== Records for this exercise

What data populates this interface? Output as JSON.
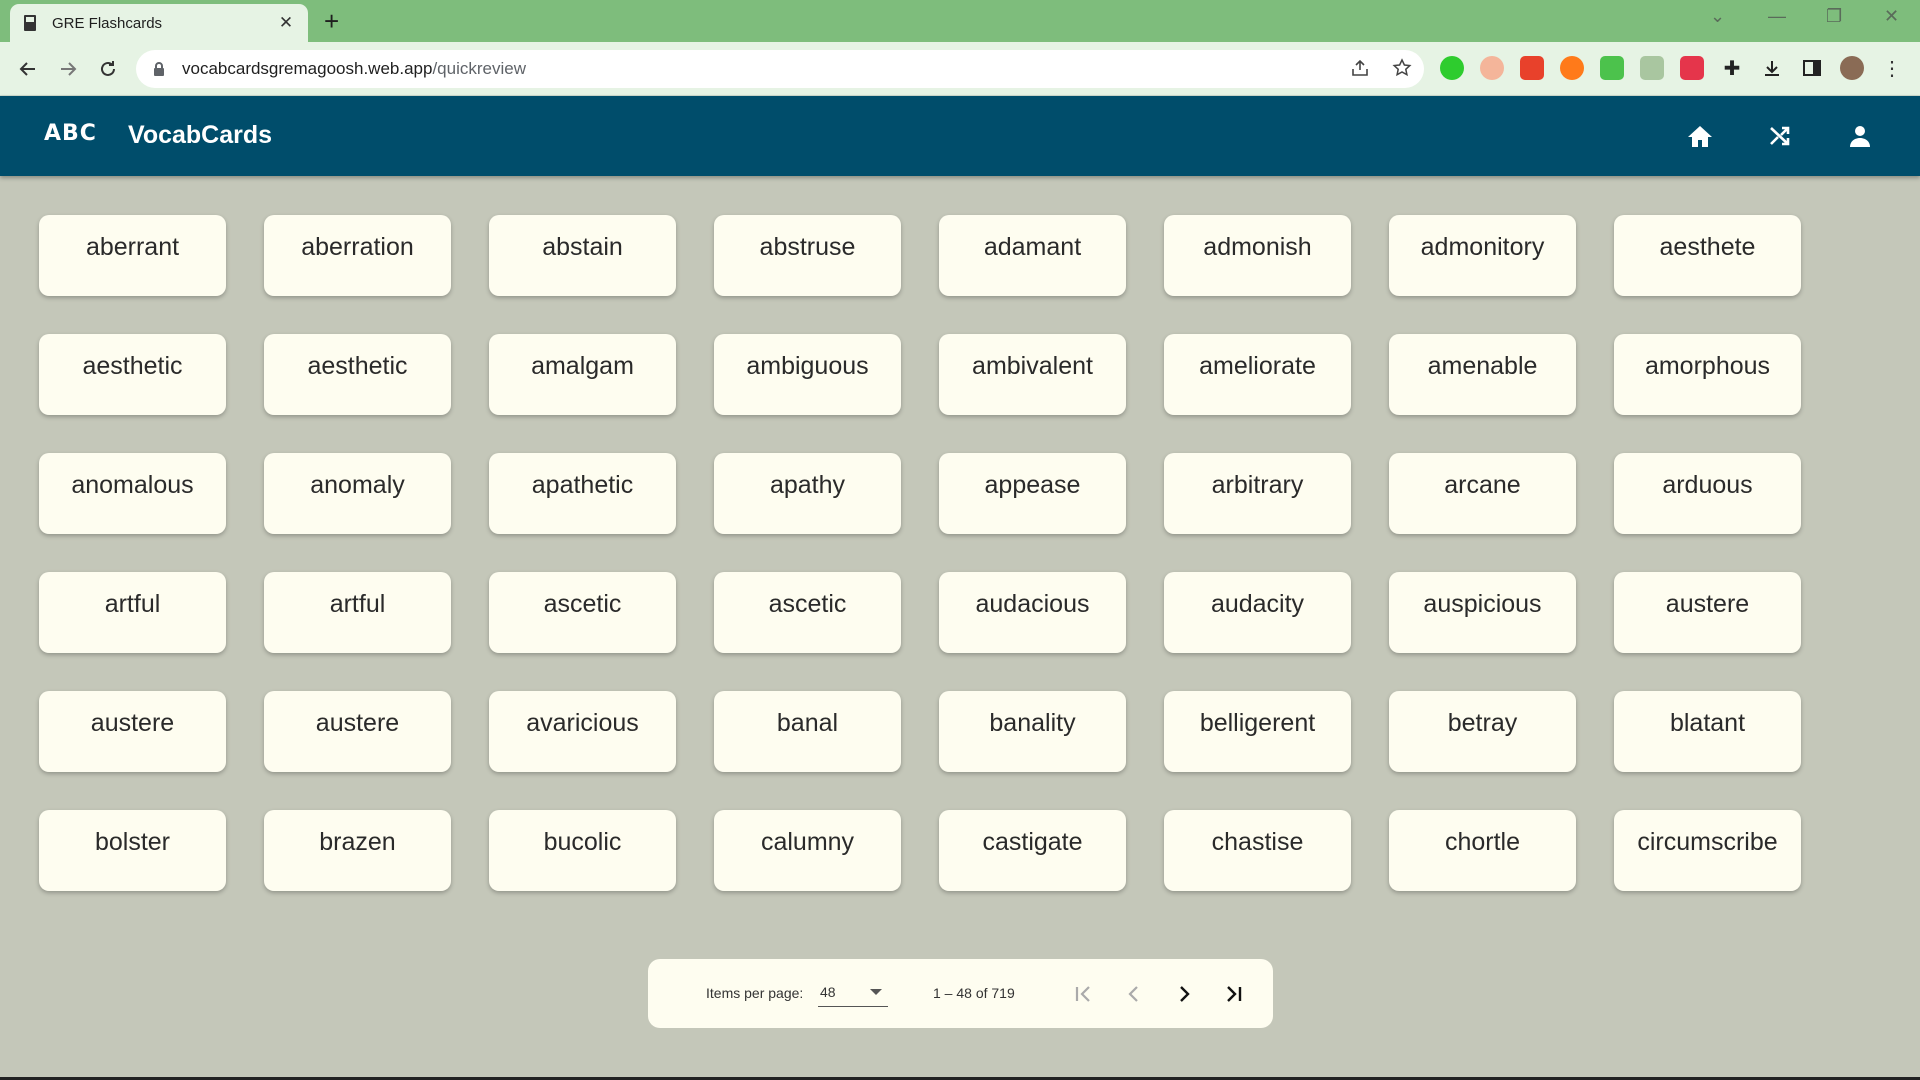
{
  "browser": {
    "tab_title": "GRE Flashcards",
    "url_host": "vocabcardsgremagoosh.web.app",
    "url_path": "/quickreview"
  },
  "app": {
    "logo": "ABC",
    "title": "VocabCards"
  },
  "cards": [
    "aberrant",
    "aberration",
    "abstain",
    "abstruse",
    "adamant",
    "admonish",
    "admonitory",
    "aesthete",
    "aesthetic",
    "aesthetic",
    "amalgam",
    "ambiguous",
    "ambivalent",
    "ameliorate",
    "amenable",
    "amorphous",
    "anomalous",
    "anomaly",
    "apathetic",
    "apathy",
    "appease",
    "arbitrary",
    "arcane",
    "arduous",
    "artful",
    "artful",
    "ascetic",
    "ascetic",
    "audacious",
    "audacity",
    "auspicious",
    "austere",
    "austere",
    "austere",
    "avaricious",
    "banal",
    "banality",
    "belligerent",
    "betray",
    "blatant",
    "bolster",
    "brazen",
    "bucolic",
    "calumny",
    "castigate",
    "chastise",
    "chortle",
    "circumscribe"
  ],
  "paginator": {
    "items_per_page_label": "Items per page:",
    "items_per_page_value": "48",
    "range_label": "1 – 48 of 719"
  },
  "colors": {
    "header": "#004d6b",
    "background": "#c4c7b9",
    "card": "#fefdf0",
    "tab_strip": "#7ebd7c"
  }
}
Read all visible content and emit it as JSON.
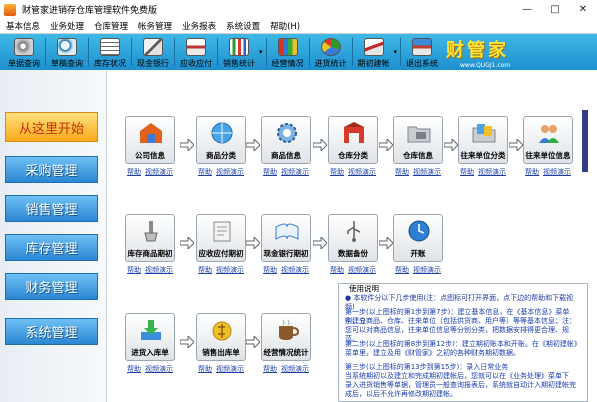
{
  "window": {
    "title": "财管家进销存仓库管理软件免费版",
    "controls": [
      "—",
      "□",
      "✕"
    ]
  },
  "menu": [
    "基本信息",
    "业务处理",
    "仓库管理",
    "帐务管理",
    "业务报表",
    "系统设置",
    "帮助(H)"
  ],
  "toolbar": {
    "items": [
      {
        "label": "单据查询",
        "icon": "magnifier-disk-icon"
      },
      {
        "label": "草稿查询",
        "icon": "magnifier-icon"
      },
      {
        "label": "库存状况",
        "icon": "stock-icon"
      },
      {
        "label": "现金银行",
        "icon": "cash-icon"
      },
      {
        "label": "应收应付",
        "icon": "receivable-icon"
      },
      {
        "label": "销售统计",
        "icon": "bar-chart-icon"
      },
      {
        "label": "经营情况",
        "icon": "books-icon"
      },
      {
        "label": "进货统计",
        "icon": "pie-chart-icon"
      },
      {
        "label": "期初建帐",
        "icon": "ledger-icon"
      },
      {
        "label": "退出系统",
        "icon": "exit-icon"
      }
    ],
    "logo_text": "财管家",
    "logo_sub": "www.QUGJ1.com"
  },
  "nav": {
    "start_label": "从这里开始",
    "items": [
      "采购管理",
      "销售管理",
      "库存管理",
      "财务管理",
      "系统管理"
    ]
  },
  "tiles": {
    "row1": [
      {
        "name": "公司信息",
        "icon": "company-icon"
      },
      {
        "name": "商品分类",
        "icon": "globe-icon"
      },
      {
        "name": "商品信息",
        "icon": "gear-icon"
      },
      {
        "name": "仓库分类",
        "icon": "warehouse-icon"
      },
      {
        "name": "仓库信息",
        "icon": "folder-icon"
      },
      {
        "name": "往来单位分类",
        "icon": "folder-docs-icon"
      },
      {
        "name": "往来单位信息",
        "icon": "users-icon"
      }
    ],
    "row2": [
      {
        "name": "库存商品期初",
        "icon": "brush-icon"
      },
      {
        "name": "应收应付期初",
        "icon": "clipboard-icon"
      },
      {
        "name": "现金银行期初",
        "icon": "book-icon"
      },
      {
        "name": "数据备份",
        "icon": "usb-icon"
      },
      {
        "name": "开账",
        "icon": "clock-icon"
      }
    ],
    "row3": [
      {
        "name": "进货入库单",
        "icon": "download-icon"
      },
      {
        "name": "销售出库单",
        "icon": "sales-icon"
      },
      {
        "name": "经营情况统计",
        "icon": "coffee-icon"
      }
    ],
    "link_help": "帮助",
    "link_video": "视频演示"
  },
  "usage": {
    "title": "使用说明",
    "lines": [
      "● 本软件分以下几步使用(注：点图标可打开界面，点下边的帮助和下载视频)",
      "第一步(以上图标的第1步到第7步)：建立基本信息，在《基本信息》菜单中，分",
      "别建立商品、仓库、往来单位（包括供货商、用户等）等等基本信息；注：",
      "您可以对商品信息，往来单位信息等分别分类，把数据安排得更合理、规范。",
      "第二步(以上图标的第8步到第12步)：建立期初账本和开账。在《期初建帐》",
      "菜单里，建立及用《财管家》之初的各种财务期初数据。",
      "第三步(以上图标的第13步到第15步)：录入日常业务",
      "当系统期初以及建立和完成期初建帐后，您就可以在《业务处理》菜单下",
      "录入进货销售等单据，管理员一般查询报表后，系统就自动计入期初建帐完",
      "成后，以后不允许再修改期初建帐。"
    ]
  }
}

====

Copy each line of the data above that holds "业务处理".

* Your solution *
    "业务处理",
      "当系统期初以及建立和完成期初建帐后，您就可以在《业务处理》菜单下",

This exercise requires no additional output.